Making one’s own wounds a source of healing, therefore, does not call for a sharing of superficial personal pains but for a constant willingness to see one’s own pain and suffering as rising from the depth of the human condition which all me share (Wounded Healer, 88).
The intent of this section is not to boast of myself or to talk solely about the miraculous work and blessings that God has done in my life. The intent of this section is to recognize the sufferings of my own heart and to make that recognition the starting point of service for ministry
Both of my parents were police officers who had a passion for their jobs. As a young man growing up and due to the nature of my parents’ work, my weekends were mainly spent with my mother’s parents where I would often find myself ripped from the confines of a comfortable bed and drug to church every Sunday morning. I would go, attending Sunday school and church with them, and hearing Biblical stories that told of a caring, kind and compassionate God that desired happiness and peace for His sheep. After church we would go out to eat; then I would be dropped off at home where I lived a far different reality than what I heard talked about in church.
Returning to my home it was not uncommon to find my father intoxicated and my mother crying. My father was often very physically abusive toward my mother and me; he would take out his anger and rage from his stress-filled job on us. Most of my early childhood memories involve beatings, trips to the hospital, and numerous occasions of my mother packing and both of us leaving only to have us return hours or days later to endure the same abuse in some sort of insane cyclical pattern.
My thoughts would often wander to the message that was spoken at my grandparent’s church, and even as a young man I could not help but feel that the message of a kind, caring and compassionate God was something for other people, not me. This was simply the norm for me growing up, through elementary school and junior high. I lived in a household where I held my breath coming home, entering the door to see what I would find. “Be seen and not heard” was my imposed mantra as any words or mistimed actions would often lead to physical punishment for me or my mother.
This pattern continued for many years but one day something happened to break the cycle. When I was in eighth grade I can clearly remember getting a call to go to the principal’s office. This was not uncommon, lest the reader think too compassionately upon me, as I often found myself getting into trouble as a younger man. Through my rebellion of my home circumstances I would regularly skip school or classes, get involved with the “wrong crowd,” and experiment in drinking and marijuana use – you name it, I probably got caught doing it.

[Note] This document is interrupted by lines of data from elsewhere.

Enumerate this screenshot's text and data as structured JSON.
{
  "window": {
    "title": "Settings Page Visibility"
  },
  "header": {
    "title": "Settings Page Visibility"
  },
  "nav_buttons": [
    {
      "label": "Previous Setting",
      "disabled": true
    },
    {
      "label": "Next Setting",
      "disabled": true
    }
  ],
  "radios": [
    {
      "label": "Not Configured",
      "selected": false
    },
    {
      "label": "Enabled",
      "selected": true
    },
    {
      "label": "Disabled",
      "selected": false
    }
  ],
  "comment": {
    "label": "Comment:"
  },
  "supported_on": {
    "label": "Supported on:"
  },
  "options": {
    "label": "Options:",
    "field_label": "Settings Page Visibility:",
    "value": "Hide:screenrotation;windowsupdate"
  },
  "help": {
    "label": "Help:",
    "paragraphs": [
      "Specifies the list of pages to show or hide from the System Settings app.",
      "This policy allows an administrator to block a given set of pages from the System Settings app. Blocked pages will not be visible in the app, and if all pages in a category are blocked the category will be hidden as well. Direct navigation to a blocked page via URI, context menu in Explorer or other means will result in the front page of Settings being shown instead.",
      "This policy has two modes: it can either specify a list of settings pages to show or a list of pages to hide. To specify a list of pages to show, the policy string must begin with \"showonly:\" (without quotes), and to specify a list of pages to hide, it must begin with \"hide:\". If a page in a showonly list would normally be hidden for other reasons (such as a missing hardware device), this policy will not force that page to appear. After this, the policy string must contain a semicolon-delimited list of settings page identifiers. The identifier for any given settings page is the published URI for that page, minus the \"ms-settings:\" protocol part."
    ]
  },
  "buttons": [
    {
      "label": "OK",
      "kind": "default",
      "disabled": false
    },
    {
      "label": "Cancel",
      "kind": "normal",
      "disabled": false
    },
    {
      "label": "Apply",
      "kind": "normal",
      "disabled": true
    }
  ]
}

So heading to the principal’s office that day my only thoughts were of how severely punished I would be for getting caught in whatever I had done. Approaching the office that day and seeing the two guidance counselors, my grandparent’s pastor, a few police officers, my mom and the principal my heart sunk—I knew I was really in for it. Desperately searching my mind for what I had done, for what possible thing that I did that would warrant such an gathering of people, I was in for a surprise. They began to explain to me that earlier in the day my father had been shot and killed in a drug raid.
I can remember sitting in that chair and looking at my mom with a smile beginning to creep across my lips as this new reality began to set in. To others the reaction might have seemed strange, but to me through this death was newfound freedom that had been granted to my mother and me. We no longer had to face the reality of abuse and torture that we endured. Even in this time where God and church seemed to be a place of make believe and fantasy I could not help but join in with prayer that the pastor offered, one of a new reality and the promise of God not to leave or forsake us. In my childlike mind I truly believed that God had taken my father’s life to spare us the hurt and suffering that we endured for so many years.
I was free, or so I thought…